→ **What the exercise asks**
Check each line of the listing for the string "label". Copy those where it appears.

→ **Records to use**
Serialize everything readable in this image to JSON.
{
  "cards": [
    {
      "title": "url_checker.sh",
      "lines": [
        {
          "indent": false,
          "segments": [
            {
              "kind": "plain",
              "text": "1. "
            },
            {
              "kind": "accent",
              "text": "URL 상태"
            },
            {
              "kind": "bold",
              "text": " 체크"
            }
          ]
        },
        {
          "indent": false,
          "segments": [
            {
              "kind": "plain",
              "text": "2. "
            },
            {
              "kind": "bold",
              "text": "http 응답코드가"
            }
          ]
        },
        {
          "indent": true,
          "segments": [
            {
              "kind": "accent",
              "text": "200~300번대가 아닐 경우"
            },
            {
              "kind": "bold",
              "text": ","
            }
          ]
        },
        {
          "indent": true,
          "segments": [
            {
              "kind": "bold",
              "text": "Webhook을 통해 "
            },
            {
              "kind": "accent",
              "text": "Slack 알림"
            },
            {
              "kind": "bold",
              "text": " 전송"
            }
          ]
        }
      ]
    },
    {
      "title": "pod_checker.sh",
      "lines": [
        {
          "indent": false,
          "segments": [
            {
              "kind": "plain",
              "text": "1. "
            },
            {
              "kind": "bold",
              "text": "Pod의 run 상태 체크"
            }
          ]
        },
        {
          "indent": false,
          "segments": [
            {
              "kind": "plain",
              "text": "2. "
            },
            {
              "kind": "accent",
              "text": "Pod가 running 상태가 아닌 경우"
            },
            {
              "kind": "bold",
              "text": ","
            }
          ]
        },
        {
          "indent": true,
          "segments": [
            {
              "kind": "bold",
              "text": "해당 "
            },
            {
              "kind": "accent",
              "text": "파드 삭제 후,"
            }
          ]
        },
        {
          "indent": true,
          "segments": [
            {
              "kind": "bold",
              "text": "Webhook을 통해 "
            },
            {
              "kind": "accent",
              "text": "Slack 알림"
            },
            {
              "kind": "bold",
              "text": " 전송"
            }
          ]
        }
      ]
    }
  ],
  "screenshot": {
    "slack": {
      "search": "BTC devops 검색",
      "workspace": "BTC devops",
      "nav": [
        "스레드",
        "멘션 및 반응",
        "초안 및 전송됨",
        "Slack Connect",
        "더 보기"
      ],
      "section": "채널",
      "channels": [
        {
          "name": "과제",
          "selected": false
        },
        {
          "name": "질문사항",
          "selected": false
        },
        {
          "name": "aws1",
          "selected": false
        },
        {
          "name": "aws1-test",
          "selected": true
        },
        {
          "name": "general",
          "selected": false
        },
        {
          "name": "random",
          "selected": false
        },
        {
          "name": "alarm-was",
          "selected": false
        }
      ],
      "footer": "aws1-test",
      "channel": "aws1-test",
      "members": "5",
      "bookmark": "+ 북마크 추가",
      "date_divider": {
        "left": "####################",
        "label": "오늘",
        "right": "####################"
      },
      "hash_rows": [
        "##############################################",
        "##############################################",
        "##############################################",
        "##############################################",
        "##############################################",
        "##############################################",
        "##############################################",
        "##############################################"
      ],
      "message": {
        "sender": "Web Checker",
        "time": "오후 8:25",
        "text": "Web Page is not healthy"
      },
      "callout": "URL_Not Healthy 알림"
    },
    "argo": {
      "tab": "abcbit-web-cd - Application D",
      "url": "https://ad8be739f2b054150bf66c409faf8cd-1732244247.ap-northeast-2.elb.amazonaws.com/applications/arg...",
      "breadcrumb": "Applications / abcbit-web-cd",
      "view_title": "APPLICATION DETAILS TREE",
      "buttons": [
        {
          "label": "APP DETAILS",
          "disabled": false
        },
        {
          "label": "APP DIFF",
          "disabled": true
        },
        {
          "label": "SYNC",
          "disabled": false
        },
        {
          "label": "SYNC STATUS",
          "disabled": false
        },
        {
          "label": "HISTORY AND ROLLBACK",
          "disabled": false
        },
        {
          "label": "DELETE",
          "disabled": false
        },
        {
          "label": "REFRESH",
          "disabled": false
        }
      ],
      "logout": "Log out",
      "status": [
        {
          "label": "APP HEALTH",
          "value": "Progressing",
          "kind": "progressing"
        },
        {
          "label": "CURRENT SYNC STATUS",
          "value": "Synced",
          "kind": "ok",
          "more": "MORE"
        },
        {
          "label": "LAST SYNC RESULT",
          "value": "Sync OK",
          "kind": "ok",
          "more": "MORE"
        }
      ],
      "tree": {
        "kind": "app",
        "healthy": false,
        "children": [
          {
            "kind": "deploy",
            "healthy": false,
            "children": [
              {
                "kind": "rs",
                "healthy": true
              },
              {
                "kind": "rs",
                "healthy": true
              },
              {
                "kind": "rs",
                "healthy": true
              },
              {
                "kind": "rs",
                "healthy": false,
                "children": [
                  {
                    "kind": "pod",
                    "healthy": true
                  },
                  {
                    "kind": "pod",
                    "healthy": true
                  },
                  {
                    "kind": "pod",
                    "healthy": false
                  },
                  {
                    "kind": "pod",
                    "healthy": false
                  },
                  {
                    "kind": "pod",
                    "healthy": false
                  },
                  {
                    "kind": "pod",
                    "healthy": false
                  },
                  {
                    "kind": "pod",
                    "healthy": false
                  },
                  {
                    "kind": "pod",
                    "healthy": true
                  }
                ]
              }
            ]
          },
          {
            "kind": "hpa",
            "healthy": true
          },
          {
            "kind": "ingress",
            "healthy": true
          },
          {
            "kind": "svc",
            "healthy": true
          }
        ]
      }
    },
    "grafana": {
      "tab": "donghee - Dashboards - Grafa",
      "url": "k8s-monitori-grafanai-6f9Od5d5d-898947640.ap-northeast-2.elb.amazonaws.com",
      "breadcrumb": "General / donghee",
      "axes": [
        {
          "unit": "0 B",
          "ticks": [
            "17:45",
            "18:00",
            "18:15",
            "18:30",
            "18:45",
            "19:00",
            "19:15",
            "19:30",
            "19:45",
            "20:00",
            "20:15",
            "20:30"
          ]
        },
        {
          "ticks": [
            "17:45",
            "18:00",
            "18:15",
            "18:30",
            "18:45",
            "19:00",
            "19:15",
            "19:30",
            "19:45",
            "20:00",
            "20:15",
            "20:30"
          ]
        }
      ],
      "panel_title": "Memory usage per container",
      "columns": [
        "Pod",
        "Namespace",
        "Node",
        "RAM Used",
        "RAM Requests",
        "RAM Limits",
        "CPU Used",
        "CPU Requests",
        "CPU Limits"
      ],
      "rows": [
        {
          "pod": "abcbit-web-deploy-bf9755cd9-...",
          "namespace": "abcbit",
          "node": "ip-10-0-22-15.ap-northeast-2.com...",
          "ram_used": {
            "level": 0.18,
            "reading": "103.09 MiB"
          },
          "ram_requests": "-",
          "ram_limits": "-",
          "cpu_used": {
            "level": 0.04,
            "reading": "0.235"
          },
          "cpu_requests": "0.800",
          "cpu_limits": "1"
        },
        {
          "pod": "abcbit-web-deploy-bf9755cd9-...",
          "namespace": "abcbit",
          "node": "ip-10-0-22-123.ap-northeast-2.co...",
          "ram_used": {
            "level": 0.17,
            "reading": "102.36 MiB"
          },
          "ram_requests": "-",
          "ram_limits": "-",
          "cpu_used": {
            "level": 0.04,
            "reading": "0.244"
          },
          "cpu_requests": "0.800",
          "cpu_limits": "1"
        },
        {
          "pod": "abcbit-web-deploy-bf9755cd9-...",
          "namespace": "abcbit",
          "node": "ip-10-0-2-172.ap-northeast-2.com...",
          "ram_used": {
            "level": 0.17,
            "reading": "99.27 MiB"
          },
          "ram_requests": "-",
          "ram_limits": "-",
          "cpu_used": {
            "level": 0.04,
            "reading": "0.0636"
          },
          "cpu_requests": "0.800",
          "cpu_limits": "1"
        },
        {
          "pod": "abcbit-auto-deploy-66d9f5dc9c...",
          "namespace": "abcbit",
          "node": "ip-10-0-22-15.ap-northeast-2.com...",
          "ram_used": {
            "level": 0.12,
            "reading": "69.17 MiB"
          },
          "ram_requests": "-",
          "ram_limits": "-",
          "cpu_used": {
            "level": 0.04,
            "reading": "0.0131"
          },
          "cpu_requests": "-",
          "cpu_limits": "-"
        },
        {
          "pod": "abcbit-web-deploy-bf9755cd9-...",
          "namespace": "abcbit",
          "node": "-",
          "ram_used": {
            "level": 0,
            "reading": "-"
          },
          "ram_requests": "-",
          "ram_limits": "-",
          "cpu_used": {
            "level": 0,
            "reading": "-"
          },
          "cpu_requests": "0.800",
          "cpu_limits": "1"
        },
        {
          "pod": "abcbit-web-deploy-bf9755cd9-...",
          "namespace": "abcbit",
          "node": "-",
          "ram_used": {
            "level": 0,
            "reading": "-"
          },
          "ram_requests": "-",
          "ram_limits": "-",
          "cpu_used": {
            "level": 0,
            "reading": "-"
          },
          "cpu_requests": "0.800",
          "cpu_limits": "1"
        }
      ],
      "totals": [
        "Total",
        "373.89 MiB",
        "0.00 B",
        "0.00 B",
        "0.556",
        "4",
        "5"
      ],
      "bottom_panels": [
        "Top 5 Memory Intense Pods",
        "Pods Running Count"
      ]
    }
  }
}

→ **Result for this exercise**
        "label": "오늘",
          "label": "APP DETAILS",
          "label": "APP DIFF",
          "label": "SYNC",
          "label": "SYNC STATUS",
          "label": "HISTORY AND ROLLBACK",
          "label": "DELETE",
          "label": "REFRESH",
          "label": "APP HEALTH",
          "label": "CURRENT SYNC STATUS",
          "label": "LAST SYNC RESULT",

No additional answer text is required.